Look through the entries for the string "image", and copy each line that holds it.
***** Material provided
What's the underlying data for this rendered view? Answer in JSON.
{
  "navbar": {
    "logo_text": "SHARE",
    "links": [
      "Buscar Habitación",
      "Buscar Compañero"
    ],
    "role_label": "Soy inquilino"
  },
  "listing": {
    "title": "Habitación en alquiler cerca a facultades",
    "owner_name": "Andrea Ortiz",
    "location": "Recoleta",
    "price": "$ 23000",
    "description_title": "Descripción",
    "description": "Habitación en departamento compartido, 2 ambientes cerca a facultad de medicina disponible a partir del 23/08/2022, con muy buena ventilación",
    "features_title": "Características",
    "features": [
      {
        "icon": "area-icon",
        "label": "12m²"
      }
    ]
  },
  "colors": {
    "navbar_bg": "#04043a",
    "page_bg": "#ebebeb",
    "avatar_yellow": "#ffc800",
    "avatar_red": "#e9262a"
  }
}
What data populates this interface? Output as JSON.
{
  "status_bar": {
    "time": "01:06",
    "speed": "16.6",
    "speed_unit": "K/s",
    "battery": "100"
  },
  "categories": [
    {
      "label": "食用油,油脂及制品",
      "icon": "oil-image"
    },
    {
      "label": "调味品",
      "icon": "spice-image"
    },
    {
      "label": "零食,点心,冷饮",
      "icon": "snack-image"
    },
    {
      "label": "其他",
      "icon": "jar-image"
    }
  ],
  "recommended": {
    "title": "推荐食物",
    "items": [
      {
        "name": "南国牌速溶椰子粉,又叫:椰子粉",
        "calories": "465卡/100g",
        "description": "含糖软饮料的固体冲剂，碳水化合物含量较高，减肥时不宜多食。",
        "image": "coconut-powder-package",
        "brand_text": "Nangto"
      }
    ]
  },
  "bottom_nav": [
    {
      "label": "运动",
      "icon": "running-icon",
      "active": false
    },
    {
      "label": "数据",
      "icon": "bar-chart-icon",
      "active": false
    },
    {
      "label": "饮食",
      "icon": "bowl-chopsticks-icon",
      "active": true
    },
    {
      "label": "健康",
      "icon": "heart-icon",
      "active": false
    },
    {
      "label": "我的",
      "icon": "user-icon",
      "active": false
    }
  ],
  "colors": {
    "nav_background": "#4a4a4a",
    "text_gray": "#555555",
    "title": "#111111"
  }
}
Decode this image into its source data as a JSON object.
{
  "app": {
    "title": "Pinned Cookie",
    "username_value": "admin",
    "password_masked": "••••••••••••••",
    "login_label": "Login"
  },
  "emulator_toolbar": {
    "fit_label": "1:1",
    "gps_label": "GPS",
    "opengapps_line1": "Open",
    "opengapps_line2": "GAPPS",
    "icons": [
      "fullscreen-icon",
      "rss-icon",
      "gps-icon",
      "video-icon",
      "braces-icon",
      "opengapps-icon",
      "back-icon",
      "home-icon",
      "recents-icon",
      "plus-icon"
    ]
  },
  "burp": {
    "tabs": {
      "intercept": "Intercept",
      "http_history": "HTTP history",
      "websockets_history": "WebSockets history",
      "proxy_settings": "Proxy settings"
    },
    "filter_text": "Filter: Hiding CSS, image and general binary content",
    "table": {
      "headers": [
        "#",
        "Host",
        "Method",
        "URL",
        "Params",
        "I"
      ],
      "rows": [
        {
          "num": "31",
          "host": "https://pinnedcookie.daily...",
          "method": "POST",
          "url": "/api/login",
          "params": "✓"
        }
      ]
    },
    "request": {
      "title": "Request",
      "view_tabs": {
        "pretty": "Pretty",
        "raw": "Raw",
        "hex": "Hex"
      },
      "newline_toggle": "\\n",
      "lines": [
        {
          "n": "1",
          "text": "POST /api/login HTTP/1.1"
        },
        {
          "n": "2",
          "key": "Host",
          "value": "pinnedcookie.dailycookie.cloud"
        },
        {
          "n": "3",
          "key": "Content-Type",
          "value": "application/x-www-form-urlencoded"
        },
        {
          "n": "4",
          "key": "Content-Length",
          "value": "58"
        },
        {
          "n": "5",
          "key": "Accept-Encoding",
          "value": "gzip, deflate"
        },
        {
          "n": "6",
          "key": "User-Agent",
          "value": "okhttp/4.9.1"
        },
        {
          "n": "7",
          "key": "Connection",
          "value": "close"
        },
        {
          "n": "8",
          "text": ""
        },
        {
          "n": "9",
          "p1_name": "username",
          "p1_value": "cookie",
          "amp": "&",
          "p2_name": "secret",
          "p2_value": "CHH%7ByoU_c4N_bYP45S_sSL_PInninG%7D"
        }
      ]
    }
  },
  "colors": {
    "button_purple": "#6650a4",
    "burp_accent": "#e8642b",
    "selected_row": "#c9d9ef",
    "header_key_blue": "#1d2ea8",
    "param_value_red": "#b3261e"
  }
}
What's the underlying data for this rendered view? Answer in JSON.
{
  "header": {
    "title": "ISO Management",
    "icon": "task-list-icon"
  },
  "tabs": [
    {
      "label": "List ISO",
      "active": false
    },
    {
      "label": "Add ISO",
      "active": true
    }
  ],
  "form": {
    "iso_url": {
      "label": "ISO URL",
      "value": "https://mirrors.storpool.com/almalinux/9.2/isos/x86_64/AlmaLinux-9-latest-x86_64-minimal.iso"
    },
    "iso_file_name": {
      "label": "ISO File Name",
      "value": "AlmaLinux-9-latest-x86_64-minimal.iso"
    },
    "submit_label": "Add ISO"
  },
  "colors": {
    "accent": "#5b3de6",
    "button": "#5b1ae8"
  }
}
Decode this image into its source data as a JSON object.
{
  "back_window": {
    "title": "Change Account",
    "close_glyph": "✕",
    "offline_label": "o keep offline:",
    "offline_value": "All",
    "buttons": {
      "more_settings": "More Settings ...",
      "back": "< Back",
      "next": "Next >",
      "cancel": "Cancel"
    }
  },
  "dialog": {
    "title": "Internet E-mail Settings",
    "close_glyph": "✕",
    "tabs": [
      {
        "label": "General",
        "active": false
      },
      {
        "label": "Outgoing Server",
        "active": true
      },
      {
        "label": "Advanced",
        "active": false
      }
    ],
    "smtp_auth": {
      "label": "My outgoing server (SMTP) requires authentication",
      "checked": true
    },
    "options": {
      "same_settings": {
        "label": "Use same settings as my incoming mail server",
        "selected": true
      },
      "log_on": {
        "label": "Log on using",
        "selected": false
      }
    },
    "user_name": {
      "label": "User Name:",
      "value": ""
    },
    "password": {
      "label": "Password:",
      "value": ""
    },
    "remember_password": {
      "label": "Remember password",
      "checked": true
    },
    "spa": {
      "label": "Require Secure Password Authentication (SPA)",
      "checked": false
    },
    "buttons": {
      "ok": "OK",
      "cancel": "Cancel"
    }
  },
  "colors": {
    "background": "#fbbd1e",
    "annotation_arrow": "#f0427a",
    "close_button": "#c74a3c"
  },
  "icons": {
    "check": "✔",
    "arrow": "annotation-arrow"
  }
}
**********
Reply to the exercise
      "icon": "oil-image"
      "icon": "spice-image"
      "icon": "snack-image"
      "icon": "jar-image"
        "image": "coconut-powder-package",
Decode this image into its source data as a JSON object.
    "filter_text": "Filter: Hiding CSS, image and general binary content",
Decode this image into its source data as a JSON object.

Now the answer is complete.